The Quit Your Diet Newsletter
Ruby Oak Nutrition owner Christine Byrne sends free, bi-weekly(ish) advice for anyone who wants to end food guilt and body shame.
Wellness influencers, weight loss “experts,” and diet companies are constantly preying on your insecurities and vying for your attention. The Quit Your Diet Newsletter teaches you how to care for yourself without obsessing about food or always trying to change your body.
“Byrne’s Quit Your Diet Newsletter is filled with empathetic advice on very relatable topics.“
– Casey Gueren, Vox.com
Praise for Quit Your Diet
“Thank you!!!!!!!! What a great newsletter! This will be my new year’s resolution starting today: giving up dieting and the pursuit of weight loss… I really appreciate your positive outlook and encouraging words.“
“This is truly so needed…having this info coming from a nutritionist is HUGE for regular folks like me and is so validating.“
“When this came into my inbox it was such a lightbulb moment! For so long I have been making “healthy food choices” and never feeling satisfied, and now I understand why!“
“I really appreciate the newsletter and the myths that are debunked, the solid information that is presented, and the encouragement given.

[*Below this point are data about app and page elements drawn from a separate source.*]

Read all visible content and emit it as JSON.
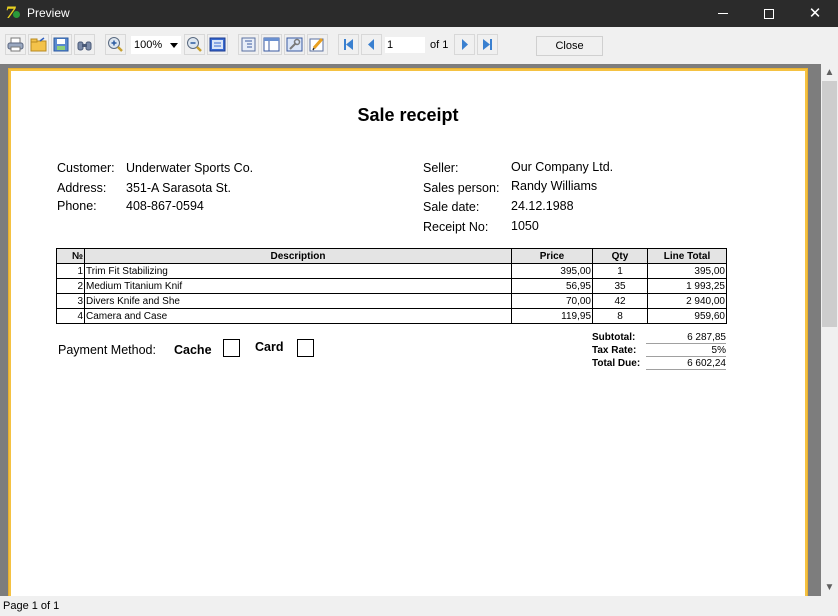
{
  "window": {
    "title": "Preview"
  },
  "toolbar": {
    "buttons": [
      "print-icon",
      "open-icon",
      "save-icon",
      "find-icon",
      "zoom-in-icon",
      "zoom-out-icon",
      "whole-page-icon",
      "outline-icon",
      "thumbnails-icon",
      "page-setup-icon",
      "edit-icon",
      "first-page-icon",
      "prev-page-icon",
      "next-page-icon",
      "last-page-icon"
    ],
    "zoom_value": "100%",
    "page_value": "1",
    "page_of": "of 1",
    "close_label": "Close"
  },
  "status": {
    "text": "Page 1 of 1"
  },
  "receipt": {
    "title": "Sale receipt",
    "customer": {
      "customer_label": "Customer:",
      "customer_value": "Underwater Sports Co.",
      "address_label": "Address:",
      "address_value": "351-A Sarasota St.",
      "phone_label": "Phone:",
      "phone_value": "408-867-0594"
    },
    "seller": {
      "seller_label": "Seller:",
      "seller_value": "Our Company Ltd.",
      "person_label": "Sales person:",
      "person_value": "Randy Williams",
      "date_label": "Sale date:",
      "date_value": "24.12.1988",
      "receipt_label": "Receipt No:",
      "receipt_value": "1050"
    },
    "table": {
      "headers": [
        "№",
        "Description",
        "Price",
        "Qty",
        "Line Total"
      ],
      "rows": [
        [
          "1",
          "Trim Fit Stabilizing",
          "395,00",
          "1",
          "395,00"
        ],
        [
          "2",
          "Medium Titanium Knif",
          "56,95",
          "35",
          "1 993,25"
        ],
        [
          "3",
          "Divers Knife and She",
          "70,00",
          "42",
          "2 940,00"
        ],
        [
          "4",
          "Camera and Case",
          "119,95",
          "8",
          "959,60"
        ]
      ]
    },
    "totals": {
      "subtotal_label": "Subtotal:",
      "subtotal_value": "6 287,85",
      "tax_label": "Tax Rate:",
      "tax_value": "5%",
      "due_label": "Total Due:",
      "due_value": "6 602,24"
    },
    "payment": {
      "label": "Payment Method:",
      "cache_label": "Cache",
      "card_label": "Card",
      "cache_checked": false,
      "card_checked": false
    }
  }
}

I want more of it!“
Want to read it first? These posts come from past issues.
Why? Because the whole point of intuitive eating is to stop using food as a way to change your body. To separate food from weight (more on that later.) Intuitive eating means making food choices based on your own physical cues and cravings. That’s not really possible when you’re trying to lose weight. Why? Because a voice in the back of your head will always be subtly encouraging you to eat less, choose the lower-calorie option, or forgo certain foods.
You can’t force others to think the way you do—that’s inappropriate and ineffective. What you can do is lead by example by not engaging in diet talk. Or, you can set boundaries by telling people you aren’t comfortable talking about diets or bodies with them.

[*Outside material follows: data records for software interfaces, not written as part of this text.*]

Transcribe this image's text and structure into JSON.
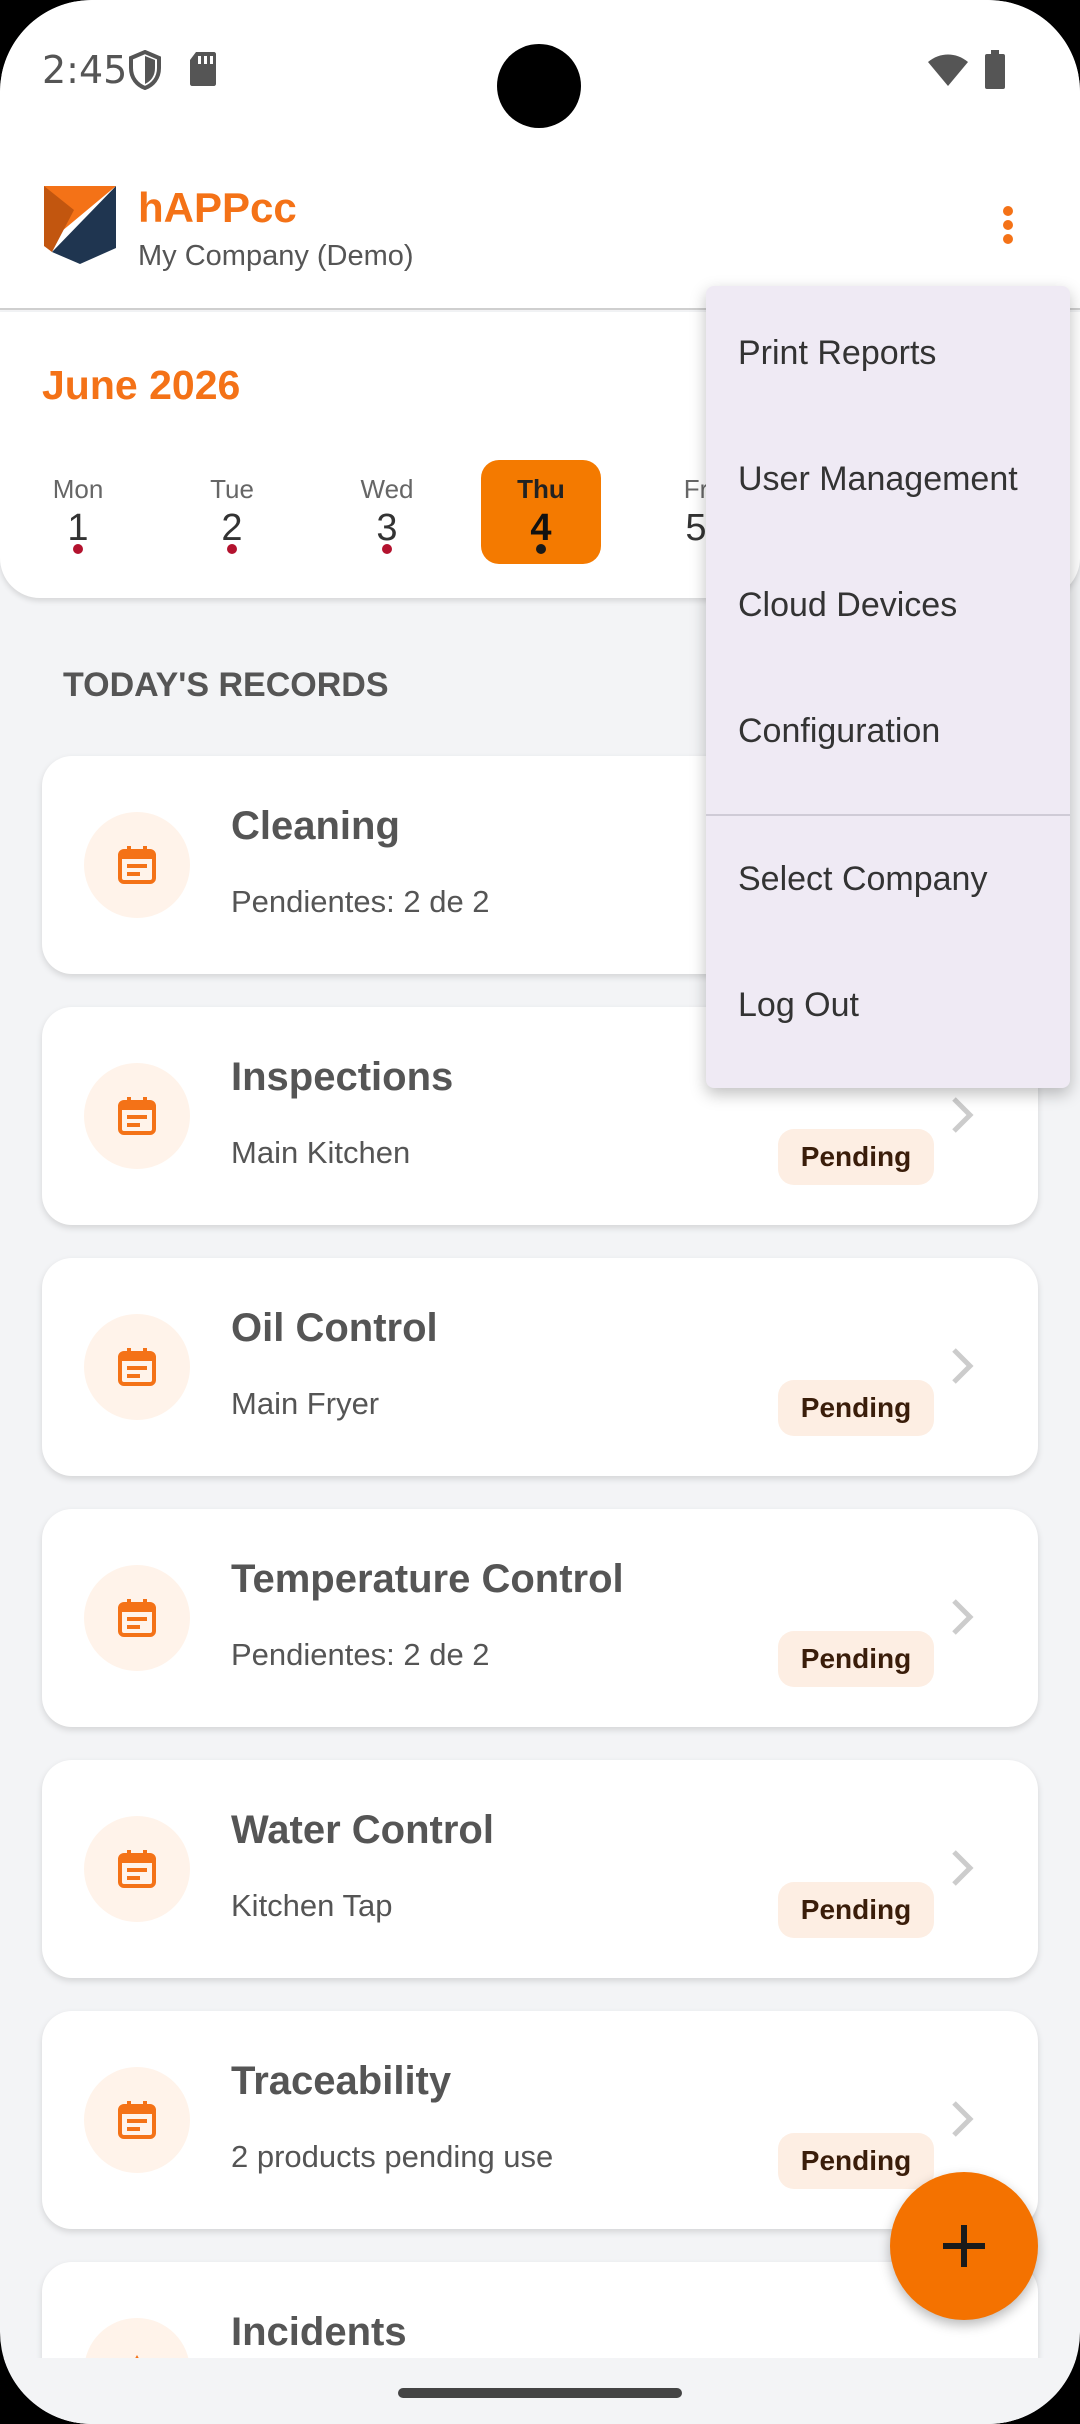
{
  "status_bar": {
    "time": "2:45",
    "icons": [
      "shield-icon",
      "sd-card-icon",
      "wifi-icon",
      "battery-icon"
    ]
  },
  "app_bar": {
    "title": "hAPPcc",
    "subtitle": "My Company (Demo)",
    "overflow_icon": "more-vert-icon"
  },
  "calendar": {
    "month": "June 2026",
    "days": [
      {
        "name": "Mon",
        "date": "1"
      },
      {
        "name": "Tue",
        "date": "2"
      },
      {
        "name": "Wed",
        "date": "3"
      },
      {
        "name": "Thu",
        "date": "4",
        "selected": true
      },
      {
        "name": "Fr",
        "date": "5"
      }
    ]
  },
  "section_title": "TODAY'S RECORDS",
  "records": [
    {
      "title": "Cleaning",
      "subtitle": "Pendientes: 2 de 2",
      "status": ""
    },
    {
      "title": "Inspections",
      "subtitle": "Main Kitchen",
      "status": "Pending"
    },
    {
      "title": "Oil Control",
      "subtitle": "Main Fryer",
      "status": "Pending"
    },
    {
      "title": "Temperature Control",
      "subtitle": "Pendientes: 2 de 2",
      "status": "Pending"
    },
    {
      "title": "Water Control",
      "subtitle": "Kitchen Tap",
      "status": "Pending"
    },
    {
      "title": "Traceability",
      "subtitle": "2 products pending use",
      "status": "Pending"
    },
    {
      "title": "Incidents",
      "subtitle": "",
      "status": ""
    }
  ],
  "menu": {
    "items": [
      "Print Reports",
      "User Management",
      "Cloud Devices",
      "Configuration",
      "Select Company",
      "Log Out"
    ]
  },
  "colors": {
    "accent": "#f47217",
    "badge_bg": "#fdeee3",
    "menu_bg": "#efeaf4"
  }
}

Noom is a popular “wellness” app that aggressively markets itself as anti-diet, while also marketing itself as a great way to lose weight. If you’ve been tricked into signing up, you probably know that once you’re inside, it’s nothing more than an expensive calorie tracker with silly “lessons” and an extremely disordered perspective.
Scroll through the #intuitiveeating tag on Instagram and you’d think intuitive eating is just for thin people. It’s filled with thin, white women posting about food freedom and eating donuts. Many of these thin women are the dietitians who talk about intuitive eating and body acceptance for all. But is that really what they’re showcasing? It’s a complicated problem.